His family, in the statement they released upon his death, called Neil Armstrong a "reluctant hero." The fame bestowed upon him as the first human to walk on another world, by all accounts, weighed upon him. Throughout his life, Armstrong shied away from stardom and limelight.
But the men who worked beside him during those heady glory years of the moon race saw and knew a man none of us did. "A lot of guys could have done that," Walt Cunningham, who flew on Apollo 7, said of being the first human to walk on the moon. But Cunningham added emphatically, "Nobody in our group, nobody else could have handled the fame and glory that came his way."
The Apollo astronauts I spoke with all said of Armstrong that it was never about him. It was always about the team.
Charlie Duke flew on Apollo 16 and was the 10th man to walk on the moon. He was the capcom, capsule communicator, during Apollo 11 when Armstrong and Buzz Aldrin made history. Duke says you need look no further than the patch the crew wore to see how strongly Armstrong felt about team.

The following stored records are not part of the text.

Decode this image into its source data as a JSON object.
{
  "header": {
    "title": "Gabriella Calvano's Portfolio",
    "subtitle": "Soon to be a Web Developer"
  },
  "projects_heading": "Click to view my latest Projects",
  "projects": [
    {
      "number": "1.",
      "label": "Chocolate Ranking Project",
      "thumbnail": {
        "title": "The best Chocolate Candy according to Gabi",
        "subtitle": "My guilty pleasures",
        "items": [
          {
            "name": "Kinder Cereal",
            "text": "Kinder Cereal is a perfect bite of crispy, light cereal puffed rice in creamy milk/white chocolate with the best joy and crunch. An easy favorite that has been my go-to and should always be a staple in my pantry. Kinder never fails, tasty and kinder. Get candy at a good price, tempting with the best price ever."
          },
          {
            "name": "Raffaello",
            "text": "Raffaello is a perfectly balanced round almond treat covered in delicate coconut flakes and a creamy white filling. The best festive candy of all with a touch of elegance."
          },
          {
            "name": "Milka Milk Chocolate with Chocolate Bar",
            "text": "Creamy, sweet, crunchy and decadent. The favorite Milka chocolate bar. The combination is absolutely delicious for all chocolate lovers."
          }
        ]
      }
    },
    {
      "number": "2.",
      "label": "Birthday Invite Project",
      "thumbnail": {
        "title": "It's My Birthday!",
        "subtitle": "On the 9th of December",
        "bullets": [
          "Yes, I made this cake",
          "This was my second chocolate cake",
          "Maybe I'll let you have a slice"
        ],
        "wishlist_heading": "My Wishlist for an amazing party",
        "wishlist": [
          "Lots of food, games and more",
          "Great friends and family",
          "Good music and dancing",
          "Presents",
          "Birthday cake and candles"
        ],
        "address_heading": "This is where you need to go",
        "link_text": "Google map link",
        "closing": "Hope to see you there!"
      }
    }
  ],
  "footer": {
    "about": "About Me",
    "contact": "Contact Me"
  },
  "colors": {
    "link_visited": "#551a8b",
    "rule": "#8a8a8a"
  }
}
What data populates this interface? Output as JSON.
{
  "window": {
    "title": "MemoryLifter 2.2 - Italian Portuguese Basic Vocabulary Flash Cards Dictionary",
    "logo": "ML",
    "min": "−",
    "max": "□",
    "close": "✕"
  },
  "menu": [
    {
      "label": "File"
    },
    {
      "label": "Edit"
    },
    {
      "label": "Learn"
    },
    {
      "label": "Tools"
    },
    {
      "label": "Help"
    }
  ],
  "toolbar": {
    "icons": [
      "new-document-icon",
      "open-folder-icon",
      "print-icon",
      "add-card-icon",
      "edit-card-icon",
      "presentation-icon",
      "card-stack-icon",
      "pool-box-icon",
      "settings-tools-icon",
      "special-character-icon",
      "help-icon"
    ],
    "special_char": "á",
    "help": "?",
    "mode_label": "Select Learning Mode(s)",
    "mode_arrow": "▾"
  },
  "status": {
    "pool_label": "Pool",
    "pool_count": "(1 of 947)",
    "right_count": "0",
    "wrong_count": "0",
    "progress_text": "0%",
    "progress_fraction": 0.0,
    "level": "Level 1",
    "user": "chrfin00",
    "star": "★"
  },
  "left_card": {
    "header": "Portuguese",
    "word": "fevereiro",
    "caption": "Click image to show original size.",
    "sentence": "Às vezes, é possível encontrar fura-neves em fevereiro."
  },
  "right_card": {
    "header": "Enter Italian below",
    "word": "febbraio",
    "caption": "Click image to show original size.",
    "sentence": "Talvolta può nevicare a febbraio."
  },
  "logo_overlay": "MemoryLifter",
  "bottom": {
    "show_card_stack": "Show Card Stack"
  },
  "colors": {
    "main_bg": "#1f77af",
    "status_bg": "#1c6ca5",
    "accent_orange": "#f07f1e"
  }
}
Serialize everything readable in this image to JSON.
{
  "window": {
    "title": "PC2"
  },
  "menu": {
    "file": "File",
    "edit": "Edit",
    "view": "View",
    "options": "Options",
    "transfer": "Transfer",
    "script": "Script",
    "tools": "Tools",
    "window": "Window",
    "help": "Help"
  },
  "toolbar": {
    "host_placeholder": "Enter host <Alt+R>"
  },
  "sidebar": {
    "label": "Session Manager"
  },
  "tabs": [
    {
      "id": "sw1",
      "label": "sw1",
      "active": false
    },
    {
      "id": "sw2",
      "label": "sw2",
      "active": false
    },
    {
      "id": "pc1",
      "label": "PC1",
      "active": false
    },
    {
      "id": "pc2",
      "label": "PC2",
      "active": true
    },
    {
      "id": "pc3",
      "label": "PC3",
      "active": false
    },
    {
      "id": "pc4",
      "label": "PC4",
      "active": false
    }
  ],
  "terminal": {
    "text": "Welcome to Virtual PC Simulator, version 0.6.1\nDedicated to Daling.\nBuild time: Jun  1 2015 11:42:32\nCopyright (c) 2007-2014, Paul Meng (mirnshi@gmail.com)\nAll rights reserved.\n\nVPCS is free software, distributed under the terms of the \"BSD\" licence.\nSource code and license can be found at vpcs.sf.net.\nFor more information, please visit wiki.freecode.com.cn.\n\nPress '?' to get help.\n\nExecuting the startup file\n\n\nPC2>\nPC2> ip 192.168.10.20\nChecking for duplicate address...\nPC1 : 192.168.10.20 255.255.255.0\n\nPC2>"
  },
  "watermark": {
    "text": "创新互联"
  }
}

"His (Apollo 11 mission) patch was the only one that didn't have any names on it," Duke said. "Neil believed it was a U.S. accomplishment, not their accomplishment."
"He was one of the humblest men I ever met," he added.
As the years went by, Armstrong was always there for his fellow Apollo astronauts. Whenever he could, Armstrong attended the anniversary celebrations for the Apollo flights. He stayed away from the public functions but was there for the private gatherings. "I miss him," Duke said. "He came to our anniversary back in April for our 40th."
Of the three Apollo 14 crew members, only Edgar Mitchell was at the 40th anniversary celebration a year and a half ago. Both Al Shepard and Stu Roosa died in the 1990s. I remember Armstrong graciously shaking hands and taking pictures with anyone and everyone. Even though this was one of those private events, it seemed everyone who attended wanted to at least shake Neil's hand. I did. And did.
Cunningham remembers Armstrong was always that way. "I was really struck by how glowing he was about the earlier missions, including Apollo 7. He was one of those guys who understood it was about the team," Cunningham said.
Dick Gordon was the command module pilot on Apollo 12. He circled the moon, snapping pictures that would be used to help pinpoint future landing sites, while Pete Conrad and Alan Bean walked on the moon. Gordon met Armstrong in 1958, when they were both test pilots at Edwards Air Force Base. Gordon said they would have long conversations about dynamic testing. "What's that?" I asked. "Airplanes going like hell," Gordon answered.
Gordon said he appreciated Armstrong's intellect and thoughtful process. "I was more impressed with his humanity and humbleness. There's not too much of that in the astronaut corps, you know," Gordon added with a laugh.
Neil Armstrong was 38 years old when he walked on the moon in July 1969. He left the astronaut corps a year later and taught engineering at the University of Cincinnati. He once joked, "I am and ever will be a white socks, pocket protector, nerdy engineer."
Armstrong certainly understood that history would always remember him as the first human to set foot on the moon. But as Armstrong saw it, he was no more the star of that show than any of the other thousands of NASA engineers, scientists, technicians and fellow astronauts. He just happened to be the man at the tip of the spear who took that "one small step."
What seemed to trouble him was that the outside world didn't see him or know him as anything more than the "spaceman." During a "60 Minutes" interview, Armstrong said, "I guess we all like to be recognized not for one piece of fireworks but for the ledger of our daily work." It was the kind of statement that personified Neil Armstrong.
Gordon summed him up this way: "A man of few words, but the few words counted."